The testing of genetically modified crops has received a new lease of life in Maharashtra with a committee set up under nuclear scientist Anil Kakodkar recommending that the trials be restarted.

In March, field trials of rice, corn, brinjal and chickpea commenced in farms controlled by State agriculture universities. The seeds were provided by companies such as Monsanto, Mahyco and BASF. But the trials had to be abandoned as the State Agriculture Department withdrew permission. 

The NGOs that opposed GM crops, including RSS-affiliated Swadeshi Jagran Manch, had raised several technical issues including fears of cross-pollination between GM and non-GM crops. 

Agriculture scientist and a member of the committee CD Mayee told BusinessLine that the objections have been addressed. “There is no issue as far as field trials are concerned.
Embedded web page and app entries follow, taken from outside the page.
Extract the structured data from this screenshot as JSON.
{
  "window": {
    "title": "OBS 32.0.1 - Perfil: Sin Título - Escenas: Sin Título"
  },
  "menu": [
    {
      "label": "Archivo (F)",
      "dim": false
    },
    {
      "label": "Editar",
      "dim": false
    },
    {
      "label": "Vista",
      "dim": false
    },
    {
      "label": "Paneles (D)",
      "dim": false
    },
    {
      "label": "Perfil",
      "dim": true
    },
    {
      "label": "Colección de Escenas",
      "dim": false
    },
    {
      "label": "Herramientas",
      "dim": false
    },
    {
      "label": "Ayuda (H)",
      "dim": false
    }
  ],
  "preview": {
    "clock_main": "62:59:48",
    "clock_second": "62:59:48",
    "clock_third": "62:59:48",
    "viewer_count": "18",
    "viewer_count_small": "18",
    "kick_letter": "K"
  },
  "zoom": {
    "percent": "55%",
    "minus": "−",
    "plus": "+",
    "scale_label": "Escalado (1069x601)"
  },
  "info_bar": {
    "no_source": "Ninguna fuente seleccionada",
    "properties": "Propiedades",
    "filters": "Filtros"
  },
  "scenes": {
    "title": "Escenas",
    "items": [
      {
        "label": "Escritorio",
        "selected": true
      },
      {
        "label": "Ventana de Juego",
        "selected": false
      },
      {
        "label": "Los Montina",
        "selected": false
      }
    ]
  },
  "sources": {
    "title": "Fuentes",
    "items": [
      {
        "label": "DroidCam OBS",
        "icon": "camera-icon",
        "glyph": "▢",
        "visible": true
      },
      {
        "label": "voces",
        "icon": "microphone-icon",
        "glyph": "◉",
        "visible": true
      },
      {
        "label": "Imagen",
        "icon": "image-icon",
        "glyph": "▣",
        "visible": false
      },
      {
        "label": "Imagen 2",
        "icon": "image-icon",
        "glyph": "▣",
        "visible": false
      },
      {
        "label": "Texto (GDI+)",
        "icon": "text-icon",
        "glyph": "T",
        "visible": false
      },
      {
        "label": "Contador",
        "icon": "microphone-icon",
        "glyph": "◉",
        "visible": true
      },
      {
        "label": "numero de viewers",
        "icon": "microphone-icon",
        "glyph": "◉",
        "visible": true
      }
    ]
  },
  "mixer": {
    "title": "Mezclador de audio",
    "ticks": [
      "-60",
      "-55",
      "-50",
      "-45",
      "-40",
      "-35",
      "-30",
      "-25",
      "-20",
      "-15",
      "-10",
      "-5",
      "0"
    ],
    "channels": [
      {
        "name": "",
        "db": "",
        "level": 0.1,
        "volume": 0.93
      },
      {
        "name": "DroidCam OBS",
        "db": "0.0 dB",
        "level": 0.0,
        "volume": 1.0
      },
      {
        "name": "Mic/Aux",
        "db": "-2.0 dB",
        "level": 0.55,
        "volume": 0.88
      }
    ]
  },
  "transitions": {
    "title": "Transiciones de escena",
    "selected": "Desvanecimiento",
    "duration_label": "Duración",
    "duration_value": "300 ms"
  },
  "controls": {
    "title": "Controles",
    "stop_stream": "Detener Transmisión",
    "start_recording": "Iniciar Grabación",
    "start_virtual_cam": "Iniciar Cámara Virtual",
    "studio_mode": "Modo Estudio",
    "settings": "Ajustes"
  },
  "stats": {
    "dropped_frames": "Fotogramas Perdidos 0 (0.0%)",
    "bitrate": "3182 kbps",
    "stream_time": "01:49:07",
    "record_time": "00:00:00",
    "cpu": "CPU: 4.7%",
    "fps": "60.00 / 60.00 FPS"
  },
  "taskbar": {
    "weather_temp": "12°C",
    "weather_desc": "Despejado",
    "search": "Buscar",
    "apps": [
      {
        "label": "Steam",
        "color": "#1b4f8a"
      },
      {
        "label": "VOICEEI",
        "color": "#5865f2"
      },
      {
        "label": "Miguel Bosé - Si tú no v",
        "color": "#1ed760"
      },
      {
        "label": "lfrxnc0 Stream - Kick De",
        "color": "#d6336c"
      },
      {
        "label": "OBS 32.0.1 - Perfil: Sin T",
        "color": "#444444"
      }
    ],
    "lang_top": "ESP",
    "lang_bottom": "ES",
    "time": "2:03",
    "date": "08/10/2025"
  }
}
Confined fields trials are regulated in Maharashtra so they do not create any problems,” he said.

An industry source said that due to the earlier ban, the kharif season had to be abandoned. Now, the rabi could be used to test seeds. A Maharashtra government official said final clearance for the trials could be given after Diwali.

Mahyco, through its group company Sungro, is developing a GM chickpea (chana). It has developed the seeds through a public-private partnership with Assam Agricultural University. It claims that farm production could increase 20-25 per cent using its GM chickpea. Mahyco is also working on a salt-tolerant variety of rice in the coastal Konkan region of Maharashtra. 

‘More clarity needed’

Despite all the assurances, National Co-convenor of Swadeshi Jagran Manch Ashwani Mahajan said the trials should not be allowed, as there is a need for more clarity, especially from the toxicity perspective.

The committee, he said, has not come clean on technical and environmental issues raised by the Manch.

Some experts on the committee have a conflict of interest, therefore a demand would soon be made for the formation of a national commission, which will look at all the aspects of GM crops, he said.